As for my advice, here is goes,
Things I’ve learned from getting bullied:
1. The other person/people is coming from a place of pain. It’s a well-known fact that people who are bullies were once bullied themselves- so learning how to practice a sense of empathy for the people who treated me so poorly helped me gain some perspective.
2. It’s not personal. Even when it seems like it is. Even when everything is directed at you. Bullying is never about the person being bullied and what’s wrong with them, it’s about the bullies own ego and desire for power/control. The meaner the comments, the lower the esteem of the bully.
3. Fighting back isn’t worth it. This is really contradictory to a lot of advice given about bullying, but from my experience, it’s the truth. Responding to the comments or getting defensive is only going to fuel the bully to push even further. The best reaction is to not give them any attention at all- not in person, not on social media, not at all. Eventually they’ll get bored and move on.
4. The best way to get over being bullied is to surround yourself with people who genuinely care about you and focus you attention on something you care about. If someone is having a negative impact on you, just cut them out. Black and white. You don’t need them. And then do your thing. If you love to write, write. If you want to dance, dance. If you want to crotchet sweaters for kittens and sell them on eBay, then do that. But there’s nothing that discourages a bully than realizing that they are not having an impact.

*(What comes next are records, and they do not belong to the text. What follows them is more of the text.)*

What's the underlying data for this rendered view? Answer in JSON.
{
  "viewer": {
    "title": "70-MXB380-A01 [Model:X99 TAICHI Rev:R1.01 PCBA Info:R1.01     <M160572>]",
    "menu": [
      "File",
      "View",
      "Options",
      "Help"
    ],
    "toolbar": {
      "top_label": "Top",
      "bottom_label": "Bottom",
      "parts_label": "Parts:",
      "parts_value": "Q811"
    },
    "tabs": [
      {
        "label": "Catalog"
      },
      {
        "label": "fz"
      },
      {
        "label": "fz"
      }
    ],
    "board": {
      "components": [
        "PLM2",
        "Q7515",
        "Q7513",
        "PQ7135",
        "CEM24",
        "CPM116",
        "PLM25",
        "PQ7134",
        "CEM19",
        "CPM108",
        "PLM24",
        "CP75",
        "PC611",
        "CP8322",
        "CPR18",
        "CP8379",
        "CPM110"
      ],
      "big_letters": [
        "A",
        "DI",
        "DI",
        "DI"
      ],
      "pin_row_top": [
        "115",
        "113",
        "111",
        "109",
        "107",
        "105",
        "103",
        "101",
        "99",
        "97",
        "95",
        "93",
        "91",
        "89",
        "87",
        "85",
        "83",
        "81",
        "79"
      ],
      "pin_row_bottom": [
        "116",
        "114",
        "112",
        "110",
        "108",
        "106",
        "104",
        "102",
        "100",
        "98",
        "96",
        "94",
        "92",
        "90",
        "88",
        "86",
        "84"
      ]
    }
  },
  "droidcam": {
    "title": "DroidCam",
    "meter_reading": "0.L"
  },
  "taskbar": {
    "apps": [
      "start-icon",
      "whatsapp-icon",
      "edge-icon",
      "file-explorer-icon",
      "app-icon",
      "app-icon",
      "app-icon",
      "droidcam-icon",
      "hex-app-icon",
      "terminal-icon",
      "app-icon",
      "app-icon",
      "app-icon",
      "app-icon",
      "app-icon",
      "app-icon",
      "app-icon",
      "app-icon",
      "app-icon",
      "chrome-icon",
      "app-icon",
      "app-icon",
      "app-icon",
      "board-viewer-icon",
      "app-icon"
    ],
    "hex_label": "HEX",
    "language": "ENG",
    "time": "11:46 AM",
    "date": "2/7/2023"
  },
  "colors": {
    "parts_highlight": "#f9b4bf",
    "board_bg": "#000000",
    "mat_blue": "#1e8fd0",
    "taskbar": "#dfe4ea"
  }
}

5. LOVE YOURSELF! A lot of people think that bullying stops past middle school/high school. It doesn’t. There will be bullies in college. In frats/sororities/in your classes. There will be bullies in the workplace, and in the friends groups you make- even as an adult. Surprisingly enough, some people really don’t grow up. So instead of hating the bullies, just feel sorry for them. It would suck to be stuck in an adult body with a child’s mind.

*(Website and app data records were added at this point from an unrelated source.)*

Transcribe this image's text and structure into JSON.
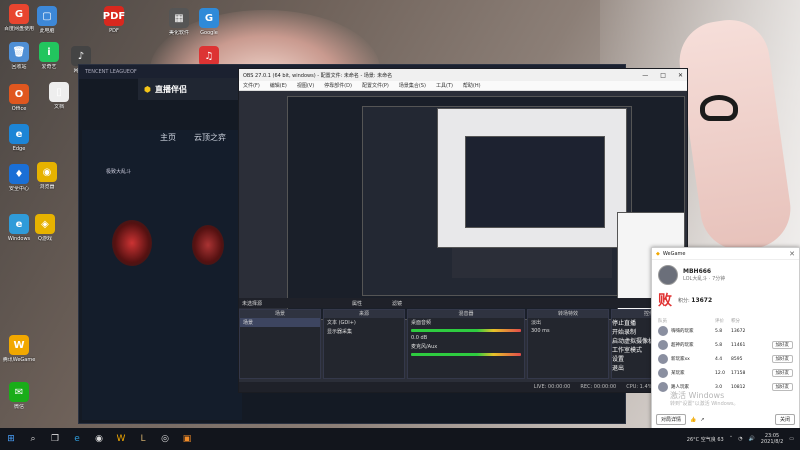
{
  "desktop": {
    "icons": [
      {
        "label": "百度网盘使用",
        "color": "#e8452f",
        "glyph": "G"
      },
      {
        "label": "此电脑\n应用",
        "color": "#3d88d8",
        "glyph": "▢"
      },
      {
        "label": "PDF\n中国银行",
        "color": "#d9281e",
        "glyph": "PDF"
      },
      {
        "label": "美化软件",
        "color": "#555",
        "glyph": "▦"
      },
      {
        "label": "Google\nChrome",
        "color": "#2f8ad8",
        "glyph": "G"
      },
      {
        "label": "回收站",
        "color": "#4f8fd5",
        "glyph": "🗑"
      },
      {
        "label": "爱奇艺",
        "color": "#22c55e",
        "glyph": "i"
      },
      {
        "label": "网易云",
        "color": "#444",
        "glyph": "♪"
      },
      {
        "label": "网易云音乐",
        "color": "#d33",
        "glyph": "♫"
      },
      {
        "label": "Office",
        "color": "#e0571f",
        "glyph": "O"
      },
      {
        "label": "文档",
        "color": "#eee",
        "glyph": "▯"
      },
      {
        "label": "Edge",
        "color": "#1d85d6",
        "glyph": "e"
      },
      {
        "label": "安全中心",
        "color": "#1a6fd6",
        "glyph": "♦"
      },
      {
        "label": "浏览器",
        "color": "#e6b200",
        "glyph": "◉"
      },
      {
        "label": "Windows\nEdge",
        "color": "#2f9bd9",
        "glyph": "e"
      },
      {
        "label": "Q游戏",
        "color": "#e6b200",
        "glyph": "◈"
      },
      {
        "label": "腾讯WeGame",
        "color": "#f2a800",
        "glyph": "W"
      },
      {
        "label": "微信",
        "color": "#1aad19",
        "glyph": "✉"
      }
    ],
    "watermark_line1": "激活 Windows",
    "watermark_line2": "转到\"设置\"以激活 Windows。"
  },
  "tencent": {
    "title": "TENCENT LEAGUEOF",
    "zbl_label": "直播伴侣",
    "tabs": [
      "主页",
      "云顶之弈"
    ],
    "sub_label": "极致大乱斗"
  },
  "obs": {
    "title": "OBS 27.0.1 (64 bit, windows) - 配置文件: 未命名 - 场景: 未命名",
    "menu": [
      "文件(F)",
      "编辑(E)",
      "视图(V)",
      "停靠部件(D)",
      "配置文件(P)",
      "场景集合(S)",
      "工具(T)",
      "帮助(H)"
    ],
    "scene_bar_label": "未选择源",
    "scene_bar_props": "属性",
    "scene_bar_filters": "滤镜",
    "panels": {
      "scenes": {
        "title": "场景",
        "items": [
          "场景"
        ]
      },
      "sources": {
        "title": "来源",
        "items": [
          "文本 (GDI+)",
          "显示器采集"
        ]
      },
      "mixer": {
        "title": "混音器",
        "tracks": [
          "桌面音频",
          "麦克风/Aux"
        ],
        "db": "0.0 dB"
      },
      "transitions": {
        "title": "转场特效",
        "type": "淡出",
        "duration": "300 ms"
      },
      "controls": {
        "title": "控件",
        "buttons": [
          "停止直播",
          "开始录制",
          "启动虚拟摄像机",
          "工作室模式",
          "设置",
          "退出"
        ]
      }
    },
    "status": {
      "live": "LIVE: 00:00:00",
      "rec": "REC: 00:00:00",
      "cpu": "CPU: 1.4%, 30.00 fps"
    }
  },
  "wegame": {
    "app_name": "WeGame",
    "username": "MBH666",
    "subtitle": "LOL大乱斗 · 7分钟",
    "result": "败",
    "score_label": "积分:",
    "score": "13672",
    "cols": [
      "队员",
      "评价",
      "积分",
      ""
    ],
    "rows": [
      {
        "name": "嗨嗨的玩家",
        "c1": "5.8",
        "c2": "13672",
        "btn": ""
      },
      {
        "name": "超神的玩家",
        "c1": "5.8",
        "c2": "11461",
        "btn": "加好友"
      },
      {
        "name": "新玩家xx",
        "c1": "4.4",
        "c2": "8595",
        "btn": "加好友"
      },
      {
        "name": "某玩家",
        "c1": "12.0",
        "c2": "17158",
        "btn": "加好友"
      },
      {
        "name": "路人玩家",
        "c1": "3.0",
        "c2": "10812",
        "btn": "加好友"
      }
    ],
    "footer_btn_left": "对局详情",
    "footer_btn_right": "关闭"
  },
  "taskbar": {
    "weather": "26°C 空气良 63",
    "time": "23:05",
    "date": "2021/8/2"
  }
}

Challenge #1: wake up at 5:30- this one was easy because my puppies were up early, and it honestly didn’t feel that different since I normally give myself a lot of time in the morning anyway. I did, however, get to work earlier than usual which was nice. Overall, nothing life-changing to report.
Challenge #2- Go a whole day without asking permission for anything- THIS one I learned a lot from, starting with the fact that I ask for A LOT more permission than I realize! It was difficult for me to catch myself beforehand the majority of the life, but I found that, as a result, I was paying a lot more attention to my conversations and it made me feel much more “present”. I spent a lot less time on my phone or having a pointless conversations and can definitely say that, by paying closer attention and being more intentional with the things I said, the conversations I had seemed of significantly higher value.

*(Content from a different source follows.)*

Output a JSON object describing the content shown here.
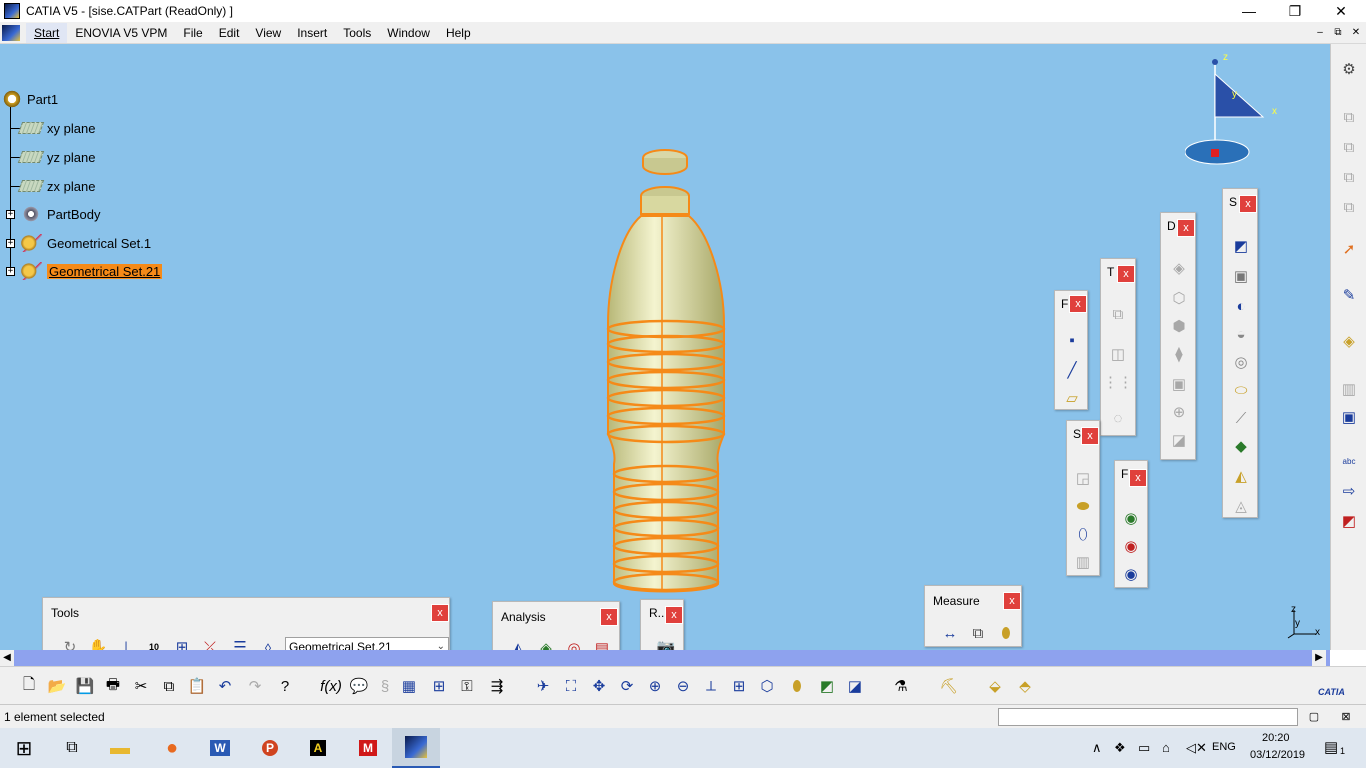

I liked this challenge, so tomorrow I’m going to follow a similar theme of being intentional with my conversations by skipping the small talk and asking people uncomfortably deep questions in what would normally be a lighter conversation.
Ex. Other person- “my grandma died last year”
Normally I’d respond “I’m so sorry”
Tomorrow I will respond “how did you feel about your grandma?”
Today’s challenge was a TON of fun: I made friends with total strangers! I met them through a sales call and we hit it off, so after hours I went to their house and we had drinks and they taught me how to play darts and we talked and hung out for about two hours. We have a camping trip planned for two weekends from now and they let me borrow a book- so random but super cool.
Today’s post isn’t motivational or inspiring 🙂 I tried mustard for the first time! This past year was also the first time I’d put ketchup on a hotdog or eaten tomatoes plain and I’m proud to say that I’m now a fan of all three!